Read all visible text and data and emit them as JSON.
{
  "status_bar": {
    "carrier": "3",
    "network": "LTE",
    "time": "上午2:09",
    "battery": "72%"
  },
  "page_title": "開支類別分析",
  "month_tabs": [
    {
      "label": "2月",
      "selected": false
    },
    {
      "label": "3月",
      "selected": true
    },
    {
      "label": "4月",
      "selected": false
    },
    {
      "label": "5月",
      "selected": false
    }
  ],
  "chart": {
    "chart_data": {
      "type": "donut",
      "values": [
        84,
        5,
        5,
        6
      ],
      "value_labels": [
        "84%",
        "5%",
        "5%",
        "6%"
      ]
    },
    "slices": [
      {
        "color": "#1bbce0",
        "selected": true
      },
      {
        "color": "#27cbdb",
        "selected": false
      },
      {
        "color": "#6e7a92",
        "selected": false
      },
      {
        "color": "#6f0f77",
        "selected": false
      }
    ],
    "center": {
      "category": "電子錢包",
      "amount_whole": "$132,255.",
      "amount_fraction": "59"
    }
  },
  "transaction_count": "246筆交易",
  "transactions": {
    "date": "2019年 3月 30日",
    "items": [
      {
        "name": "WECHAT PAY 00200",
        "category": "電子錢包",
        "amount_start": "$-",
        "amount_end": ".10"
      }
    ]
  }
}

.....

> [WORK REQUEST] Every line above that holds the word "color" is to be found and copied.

> [REPLY TO THE TASK]
        "color": "#1bbce0",
        "color": "#27cbdb",
        "color": "#6e7a92",
        "color": "#6f0f77",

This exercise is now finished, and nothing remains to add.